Cooper hit his front door and took the quickest shower on record. Still, he was almost a half hour late by the time he pulled into Chessie’s driveway. Hopefully she would understand. He was about halfway across the yard when he heard music coming from somewhere inside the house. He slowed down and stopped, listening in astonishment to the outpouring of a violin, a violin in the hands of an incredibly gifted musician. Who was playing the violin? Was Chessie a closet classical music fan? Was that a recording, or was that Chessie herself making this incredible music?
Cooper glanced in the window and his mouth fell open. It was Chessie. She was standing in front of the window in her pink cotton robe, her fingers flying over the strings so fast they were a blur and her bow moving nimbly over the strings as she made that violin sing. It was Chessie making that incredible music. Music that Jake never in a million years could have made. Music that he himself could never have made. Music that required more talent and technique that she would ever need as a bluegrass fiddler. Music that somehow seemed strangely familiar, even though he didn’t think he’d ever heard it before. Cooper suddenly thought back to his initial reaction to her, the first time he heard her play. He wondered then why a woman of her talent played bluegrass music.
Now he knew. She didn’t play just bluegrass music. She played classical music too. And she played it wonderfully.
Chessie Hope was not the simple bluegrass musician she presented herself to be.
Q & A with Emily Mims
What was the hardest part of writing this book?
Getting the ‘bad guys’ right. I originally had them Mafia, but my beta reader pointed out that Francesca would never be safe from them. I had to recreate a scenario in which she would be safe after she testifies.
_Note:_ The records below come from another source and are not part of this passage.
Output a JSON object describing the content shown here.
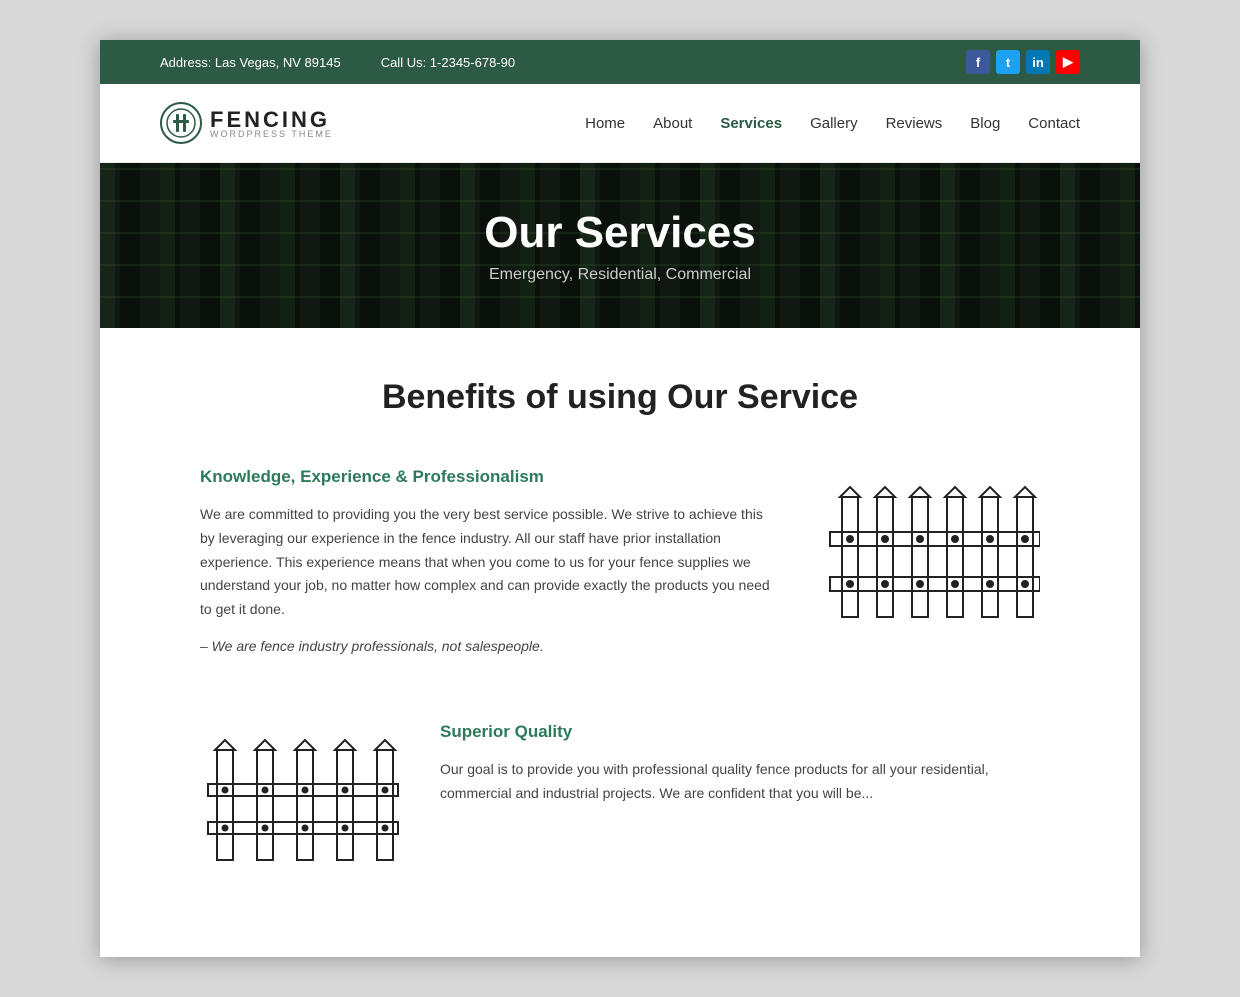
{
  "topbar": {
    "address_label": "Address: Las Vegas, NV 89145",
    "phone_label": "Call Us: 1-2345-678-90"
  },
  "social": [
    {
      "id": "fb",
      "label": "f",
      "name": "facebook-icon"
    },
    {
      "id": "tw",
      "label": "t",
      "name": "twitter-icon"
    },
    {
      "id": "li",
      "label": "in",
      "name": "linkedin-icon"
    },
    {
      "id": "yt",
      "label": "▶",
      "name": "youtube-icon"
    }
  ],
  "header": {
    "logo_text": "FENCING",
    "logo_sub": "WORDPRESS THEME"
  },
  "nav": {
    "items": [
      {
        "label": "Home",
        "active": false
      },
      {
        "label": "About",
        "active": false
      },
      {
        "label": "Services",
        "active": true
      },
      {
        "label": "Gallery",
        "active": false
      },
      {
        "label": "Reviews",
        "active": false
      },
      {
        "label": "Blog",
        "active": false
      },
      {
        "label": "Contact",
        "active": false
      }
    ]
  },
  "hero": {
    "title": "Our Services",
    "subtitle": "Emergency, Residential, Commercial"
  },
  "main": {
    "section_title": "Benefits of using Our Service",
    "benefit1": {
      "heading": "Knowledge, Experience & Professionalism",
      "body": "We are committed to providing you the very best service possible. We strive to achieve this by leveraging our experience in the fence industry. All our staff have prior installation experience. This experience means that when you come to us for your fence supplies we understand your job, no matter how complex and can provide exactly the products you need to get it done.",
      "quote": "– We are fence industry professionals, not salespeople."
    },
    "benefit2": {
      "heading": "Superior Quality",
      "body": "Our goal is to provide you with professional quality fence products for all your residential, commercial and industrial projects. We are confident that you will be..."
    }
  }
}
What did you enjoy most about writing this book?
Imagining that I’m a fiddler! I play some of the other instruments depicted in the stories, but not the fiddle.
What do your plans for future projects include?
I have written two more in the Smoky Blue series and have written detailed plots for four more.
Do you ever get writer’s Block? Any tips on how to get through the dreaded writer’s block?
I don’t get writer’s block when I’m doing the actual writing, because I have a detailed synopsis to work from. Sometimes writing those synopses are a real challenge, and I just have to walk away for a while and let the story churn in my subconscious.
Have you ever had one character you wanted to go one way with but after the book was done the character was totally different?
I can’t think of one offhand. Since my books are tightly plotted ahead of time, my characters tend to stay ‘in character’.
AUTHOR Bio and Links:
Author of thirty romance novels, Emily Mims combined her writing career with a career in public education until leaving the classroom to write full time. The mother of two sons and grandmother of six, she and her husband Charles live in central Texas but frequently visit grandchildren in eastern Tennessee and Georgia. She plays the piano, organ, dulcimer, and ukulele and belongs to two performing bands. She says, “I love to write romances because I believe in them. Romance happened to me and it can happen to any woman-if she’ll just let it.”